Not only can blisters on your feet and toes be unsightly to look at, they can be intensely painful. Blisters are bubbles of fluid within the layers of the skin, typically caused by intense friction, burning, freezing, or infection. Blisters can be filled with a variety of liquids such as water, serum, plasma, blood, or even puss if they have become infected. Treating and hiding existing embarrassing blisters and preventing future blisters is an incredibly simple process.
1. Treatment for Blisters
Once you have a blister, it is important to prevent any additional friction with the swollen area. The first thing to do after you find a blister on your foot is to wash the area and cover it with a bandage, gauze, duct tape, or anything that will protect the blister from additional friction.
The decision to pop a blister or to allow it to heal on its own is a personal choice. If you do decide to pop the blister, make sure that you properly sterilized a needle before poking it into your skin.
2. Hiding Blisters
There are myriad of different coverings for your feet. Just make sure that no additional friction is continuing to irritate the blister. Usually friction causes intense pain and irritation. However, sometimes once the blister swells, the top part of the blister can lose feeling. Here is a list of blister covering for the self conscious:
-Band-Aid: Nelly sports a band-aid on his cheek. Are you flier than Nelly?
-Designer bandages: nothing says ballah more than Smurfette, Mr. T, Garfield, zombies, or ninjas covering your latest boo-boo.
-Designer slippers: you know you’ve made it when you wear indoor shoes, outdoors. The world is your oyster.
-Duct tape: the industrial look is coming back and attracting hipsters like flies.
-Socks: they conveniently come in a variety of shapes, sizes, and colors.
Usually it is not too difficult to discern what caused a boil-like bubble to form on the surface of your tender paw. Chances are pretty good you had been feeling it all day long, and it has nothing to do with a Biblical plague.

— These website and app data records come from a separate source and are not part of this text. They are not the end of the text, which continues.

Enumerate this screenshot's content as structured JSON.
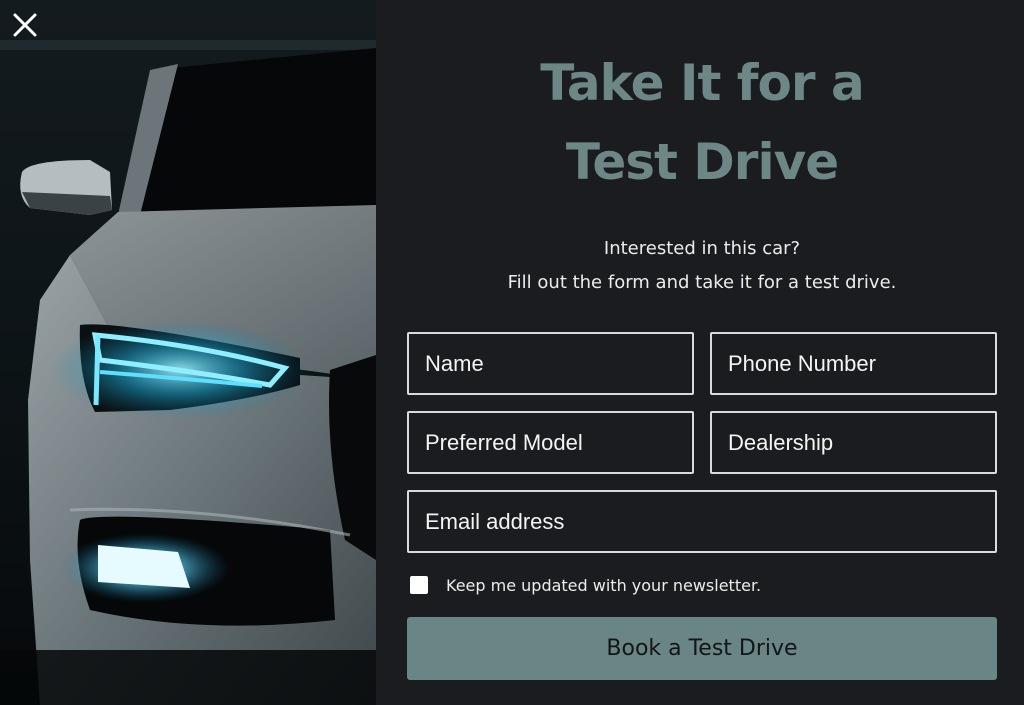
{
  "modal": {
    "close_icon": "close-icon",
    "image": "car-headlight-photo"
  },
  "content": {
    "headline_line1": "Take It for a",
    "headline_line2": "Test Drive",
    "intro_line1": "Interested in this car?",
    "intro_line2": "Fill out the form and take it for a test drive."
  },
  "form": {
    "name_placeholder": "Name",
    "phone_placeholder": "Phone Number",
    "model_placeholder": "Preferred Model",
    "dealership_placeholder": "Dealership",
    "email_placeholder": "Email address",
    "newsletter_label": "Keep me updated with your newsletter.",
    "newsletter_checked": false,
    "submit_label": "Book a Test Drive"
  },
  "colors": {
    "accent": "#6a8585",
    "background": "#1b1c1f",
    "headline": "#6d8787",
    "headlight": "#3fd2ff"
  }
}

Once while foolishly trekking on the Appalachian Trail in a brand new pair of hiking boots, I decided to test my pain threshold and soldier through the excruciating irritation of the tough boot leather rubbing my foot raw. When blood started to leak out of the top the waterproof boot, I knew I had pushed it too far.
-Wear shoes that fit properly.

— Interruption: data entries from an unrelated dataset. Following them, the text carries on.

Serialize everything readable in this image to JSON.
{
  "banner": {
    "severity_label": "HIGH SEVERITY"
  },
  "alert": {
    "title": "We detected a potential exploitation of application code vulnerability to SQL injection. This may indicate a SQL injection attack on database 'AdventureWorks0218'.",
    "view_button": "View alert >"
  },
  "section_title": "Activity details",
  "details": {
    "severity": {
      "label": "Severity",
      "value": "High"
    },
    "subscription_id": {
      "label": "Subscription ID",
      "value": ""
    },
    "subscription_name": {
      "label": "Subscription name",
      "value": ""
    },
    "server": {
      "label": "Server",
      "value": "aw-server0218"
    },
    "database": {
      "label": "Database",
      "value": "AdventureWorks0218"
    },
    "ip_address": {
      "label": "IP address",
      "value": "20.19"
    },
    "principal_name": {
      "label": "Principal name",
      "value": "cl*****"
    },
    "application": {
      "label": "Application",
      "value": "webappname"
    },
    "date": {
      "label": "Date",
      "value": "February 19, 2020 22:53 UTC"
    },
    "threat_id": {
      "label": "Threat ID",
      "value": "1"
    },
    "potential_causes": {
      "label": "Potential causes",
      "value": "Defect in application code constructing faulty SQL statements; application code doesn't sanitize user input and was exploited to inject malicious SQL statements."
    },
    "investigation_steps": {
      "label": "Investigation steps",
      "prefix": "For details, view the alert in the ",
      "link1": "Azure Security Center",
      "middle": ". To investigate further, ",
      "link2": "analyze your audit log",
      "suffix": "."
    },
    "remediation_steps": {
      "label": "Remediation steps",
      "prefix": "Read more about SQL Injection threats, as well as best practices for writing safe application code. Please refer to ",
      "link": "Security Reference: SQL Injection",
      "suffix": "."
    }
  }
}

-Break in new footwear before walking long distances.
-If you feel an irritation on your foot, stop and try to determine the problem.
American Academy of Dermatology
National Institutes of Health